“We are one step closer to creating a multi-directional commuter rail system that benefits our entire region,” said Universal Parks & Resorts executive vice president John Sprouls. “The new SunRail corridor and convention center station will make it easier for residents to get to work, the airport, and to the places they love. And it will enable business growth within the International Drive area and across the region.”
The project titled the “Sunshine Corridor” will be the product of a pledge of 13 acres of land from Universal. The land would be used for the new rail station. Universal has also committed up to $125 million in financing through bonds as funding for the new project, which could make Universal Studios Orlando Resort much more easily accessible from Orlando International Airport than Disney World would be.
As part of the plan, Universal is pledging 13 acres of land for the convention center station and says it will support up to $125 million in bond financing to fund the project, which could take shape as soon as 2030.

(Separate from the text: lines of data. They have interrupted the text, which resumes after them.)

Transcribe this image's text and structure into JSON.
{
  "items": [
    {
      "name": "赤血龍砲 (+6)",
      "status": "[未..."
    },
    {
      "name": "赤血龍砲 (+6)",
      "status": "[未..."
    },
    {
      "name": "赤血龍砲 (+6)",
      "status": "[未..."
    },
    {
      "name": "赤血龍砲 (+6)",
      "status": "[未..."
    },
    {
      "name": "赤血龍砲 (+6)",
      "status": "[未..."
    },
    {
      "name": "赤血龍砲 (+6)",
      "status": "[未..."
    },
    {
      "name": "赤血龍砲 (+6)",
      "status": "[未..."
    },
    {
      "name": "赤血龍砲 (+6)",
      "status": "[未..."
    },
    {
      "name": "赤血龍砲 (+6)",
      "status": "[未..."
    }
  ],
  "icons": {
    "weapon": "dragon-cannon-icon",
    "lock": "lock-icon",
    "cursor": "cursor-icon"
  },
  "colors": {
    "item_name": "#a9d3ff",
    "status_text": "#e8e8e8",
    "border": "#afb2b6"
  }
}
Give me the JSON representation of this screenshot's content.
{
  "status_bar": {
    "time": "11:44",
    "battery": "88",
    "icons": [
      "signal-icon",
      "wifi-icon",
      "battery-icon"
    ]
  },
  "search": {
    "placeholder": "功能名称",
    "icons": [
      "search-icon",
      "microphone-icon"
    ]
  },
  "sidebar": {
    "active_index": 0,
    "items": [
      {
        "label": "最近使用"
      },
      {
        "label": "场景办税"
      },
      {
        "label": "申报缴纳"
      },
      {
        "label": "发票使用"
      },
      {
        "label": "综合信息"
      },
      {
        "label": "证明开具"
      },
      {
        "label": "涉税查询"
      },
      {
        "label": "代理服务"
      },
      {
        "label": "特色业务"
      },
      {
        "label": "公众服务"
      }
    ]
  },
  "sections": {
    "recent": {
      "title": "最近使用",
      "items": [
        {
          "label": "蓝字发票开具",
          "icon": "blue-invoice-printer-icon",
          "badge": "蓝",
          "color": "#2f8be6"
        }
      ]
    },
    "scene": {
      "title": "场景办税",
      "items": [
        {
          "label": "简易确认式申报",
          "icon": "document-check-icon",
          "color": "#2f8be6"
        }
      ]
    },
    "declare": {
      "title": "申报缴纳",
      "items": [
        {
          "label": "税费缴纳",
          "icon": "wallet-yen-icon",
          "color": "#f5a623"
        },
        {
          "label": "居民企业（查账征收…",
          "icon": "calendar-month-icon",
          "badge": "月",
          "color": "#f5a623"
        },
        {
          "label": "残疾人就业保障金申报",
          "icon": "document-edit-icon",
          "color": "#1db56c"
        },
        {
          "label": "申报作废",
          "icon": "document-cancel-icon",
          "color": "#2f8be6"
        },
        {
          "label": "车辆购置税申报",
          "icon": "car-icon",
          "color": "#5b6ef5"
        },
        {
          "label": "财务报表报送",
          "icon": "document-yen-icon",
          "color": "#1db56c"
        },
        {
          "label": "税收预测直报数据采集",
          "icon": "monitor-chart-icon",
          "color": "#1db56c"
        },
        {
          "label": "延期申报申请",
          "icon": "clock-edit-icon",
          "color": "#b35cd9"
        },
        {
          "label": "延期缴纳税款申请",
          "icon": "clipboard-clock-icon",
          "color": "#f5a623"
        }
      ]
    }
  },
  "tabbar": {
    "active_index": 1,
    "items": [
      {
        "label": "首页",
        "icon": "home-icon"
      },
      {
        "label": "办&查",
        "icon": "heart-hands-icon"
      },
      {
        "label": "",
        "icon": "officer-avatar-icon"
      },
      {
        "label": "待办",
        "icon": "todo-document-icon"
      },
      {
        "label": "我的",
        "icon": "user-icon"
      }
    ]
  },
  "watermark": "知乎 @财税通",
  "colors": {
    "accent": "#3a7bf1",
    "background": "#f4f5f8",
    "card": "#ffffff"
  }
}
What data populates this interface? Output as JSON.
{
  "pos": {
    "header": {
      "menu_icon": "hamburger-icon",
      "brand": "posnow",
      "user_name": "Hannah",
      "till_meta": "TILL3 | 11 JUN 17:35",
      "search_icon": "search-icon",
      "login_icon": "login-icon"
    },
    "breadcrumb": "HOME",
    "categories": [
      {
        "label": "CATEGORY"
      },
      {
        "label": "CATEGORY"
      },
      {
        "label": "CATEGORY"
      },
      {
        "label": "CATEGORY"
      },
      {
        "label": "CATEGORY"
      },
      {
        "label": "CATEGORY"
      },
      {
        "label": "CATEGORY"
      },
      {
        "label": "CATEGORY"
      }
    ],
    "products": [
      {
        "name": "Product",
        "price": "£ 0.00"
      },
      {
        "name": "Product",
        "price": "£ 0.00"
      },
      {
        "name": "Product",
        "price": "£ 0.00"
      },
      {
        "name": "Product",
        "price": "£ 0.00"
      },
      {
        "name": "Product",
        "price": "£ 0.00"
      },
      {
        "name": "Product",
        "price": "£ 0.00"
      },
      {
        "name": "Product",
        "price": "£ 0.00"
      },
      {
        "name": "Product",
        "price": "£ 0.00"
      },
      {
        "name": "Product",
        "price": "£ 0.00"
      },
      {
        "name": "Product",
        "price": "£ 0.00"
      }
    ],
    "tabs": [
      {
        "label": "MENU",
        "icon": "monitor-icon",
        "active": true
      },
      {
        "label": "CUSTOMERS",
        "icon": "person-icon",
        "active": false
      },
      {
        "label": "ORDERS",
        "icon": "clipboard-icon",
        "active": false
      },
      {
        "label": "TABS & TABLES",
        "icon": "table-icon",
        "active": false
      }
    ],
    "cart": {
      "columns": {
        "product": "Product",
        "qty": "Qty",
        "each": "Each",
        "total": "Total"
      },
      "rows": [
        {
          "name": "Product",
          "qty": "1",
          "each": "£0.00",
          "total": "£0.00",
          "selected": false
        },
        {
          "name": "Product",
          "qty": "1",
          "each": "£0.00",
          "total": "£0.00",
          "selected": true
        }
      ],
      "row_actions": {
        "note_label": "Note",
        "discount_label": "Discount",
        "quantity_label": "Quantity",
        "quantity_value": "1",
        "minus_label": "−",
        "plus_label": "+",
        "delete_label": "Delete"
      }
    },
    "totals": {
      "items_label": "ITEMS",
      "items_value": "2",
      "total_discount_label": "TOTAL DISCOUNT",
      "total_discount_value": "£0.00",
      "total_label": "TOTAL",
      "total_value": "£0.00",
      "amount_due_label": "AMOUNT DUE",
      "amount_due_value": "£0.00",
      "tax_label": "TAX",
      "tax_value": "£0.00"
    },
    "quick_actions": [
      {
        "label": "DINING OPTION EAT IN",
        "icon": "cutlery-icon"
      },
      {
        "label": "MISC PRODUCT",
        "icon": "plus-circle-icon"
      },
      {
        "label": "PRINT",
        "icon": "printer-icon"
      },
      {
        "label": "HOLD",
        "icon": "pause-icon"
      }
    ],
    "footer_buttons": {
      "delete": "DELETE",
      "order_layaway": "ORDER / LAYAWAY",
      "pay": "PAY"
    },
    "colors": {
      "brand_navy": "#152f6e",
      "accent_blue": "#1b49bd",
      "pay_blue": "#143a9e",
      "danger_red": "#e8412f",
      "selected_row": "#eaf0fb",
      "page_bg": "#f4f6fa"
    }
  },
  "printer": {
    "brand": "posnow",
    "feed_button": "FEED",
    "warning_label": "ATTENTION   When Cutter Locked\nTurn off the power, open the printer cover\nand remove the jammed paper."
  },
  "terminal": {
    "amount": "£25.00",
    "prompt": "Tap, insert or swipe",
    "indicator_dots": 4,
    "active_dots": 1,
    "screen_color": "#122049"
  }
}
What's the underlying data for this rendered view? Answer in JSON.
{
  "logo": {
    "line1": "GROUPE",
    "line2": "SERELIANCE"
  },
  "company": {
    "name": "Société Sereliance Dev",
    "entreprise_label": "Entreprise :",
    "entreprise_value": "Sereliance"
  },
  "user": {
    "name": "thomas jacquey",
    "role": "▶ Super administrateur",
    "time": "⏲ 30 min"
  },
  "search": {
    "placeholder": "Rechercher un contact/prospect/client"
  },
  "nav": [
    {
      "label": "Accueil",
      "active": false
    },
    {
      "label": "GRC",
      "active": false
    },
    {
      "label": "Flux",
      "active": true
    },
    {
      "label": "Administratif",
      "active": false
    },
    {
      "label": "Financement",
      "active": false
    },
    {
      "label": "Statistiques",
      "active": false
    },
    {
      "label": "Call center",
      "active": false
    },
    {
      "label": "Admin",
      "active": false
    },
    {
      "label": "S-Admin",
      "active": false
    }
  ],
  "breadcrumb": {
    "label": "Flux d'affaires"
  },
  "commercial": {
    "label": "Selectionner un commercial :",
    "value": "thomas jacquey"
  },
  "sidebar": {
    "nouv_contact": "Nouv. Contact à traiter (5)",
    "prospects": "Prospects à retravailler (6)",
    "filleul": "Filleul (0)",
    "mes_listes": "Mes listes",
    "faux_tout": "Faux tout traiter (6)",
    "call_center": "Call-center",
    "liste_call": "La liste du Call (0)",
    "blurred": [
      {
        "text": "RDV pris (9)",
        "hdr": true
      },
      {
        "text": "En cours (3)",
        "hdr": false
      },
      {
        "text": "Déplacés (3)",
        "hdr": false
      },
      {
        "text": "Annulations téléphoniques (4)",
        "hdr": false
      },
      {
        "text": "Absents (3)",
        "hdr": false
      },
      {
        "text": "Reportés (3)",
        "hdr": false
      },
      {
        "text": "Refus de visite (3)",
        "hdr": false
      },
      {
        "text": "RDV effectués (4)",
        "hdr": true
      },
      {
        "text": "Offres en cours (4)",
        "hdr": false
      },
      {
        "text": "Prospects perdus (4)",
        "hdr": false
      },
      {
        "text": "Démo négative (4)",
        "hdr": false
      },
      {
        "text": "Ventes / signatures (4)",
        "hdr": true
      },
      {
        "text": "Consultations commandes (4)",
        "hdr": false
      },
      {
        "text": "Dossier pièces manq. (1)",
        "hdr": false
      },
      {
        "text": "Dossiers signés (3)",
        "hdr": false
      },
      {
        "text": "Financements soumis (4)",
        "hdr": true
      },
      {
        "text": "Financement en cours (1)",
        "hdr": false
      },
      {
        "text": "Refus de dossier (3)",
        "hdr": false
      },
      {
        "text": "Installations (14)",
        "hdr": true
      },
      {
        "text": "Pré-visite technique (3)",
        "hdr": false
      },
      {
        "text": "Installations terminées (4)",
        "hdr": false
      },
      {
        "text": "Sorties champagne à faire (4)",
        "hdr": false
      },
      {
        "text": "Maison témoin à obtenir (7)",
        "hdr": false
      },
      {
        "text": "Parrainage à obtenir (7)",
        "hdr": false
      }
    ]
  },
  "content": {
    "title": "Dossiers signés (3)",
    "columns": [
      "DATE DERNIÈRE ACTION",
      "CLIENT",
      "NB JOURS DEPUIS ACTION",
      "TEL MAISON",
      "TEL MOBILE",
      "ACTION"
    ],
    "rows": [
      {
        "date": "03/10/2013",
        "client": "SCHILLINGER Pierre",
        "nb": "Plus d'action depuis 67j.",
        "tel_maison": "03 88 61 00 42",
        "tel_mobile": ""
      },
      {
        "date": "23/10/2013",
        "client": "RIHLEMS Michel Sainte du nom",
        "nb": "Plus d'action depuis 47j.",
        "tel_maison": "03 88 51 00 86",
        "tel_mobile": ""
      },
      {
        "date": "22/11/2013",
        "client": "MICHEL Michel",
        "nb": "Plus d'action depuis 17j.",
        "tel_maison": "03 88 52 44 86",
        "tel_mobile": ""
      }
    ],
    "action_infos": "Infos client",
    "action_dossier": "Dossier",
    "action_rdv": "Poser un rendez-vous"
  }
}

It’s estimated that the annual cost associated with operating the new Sunshine Corridor will be $13 million.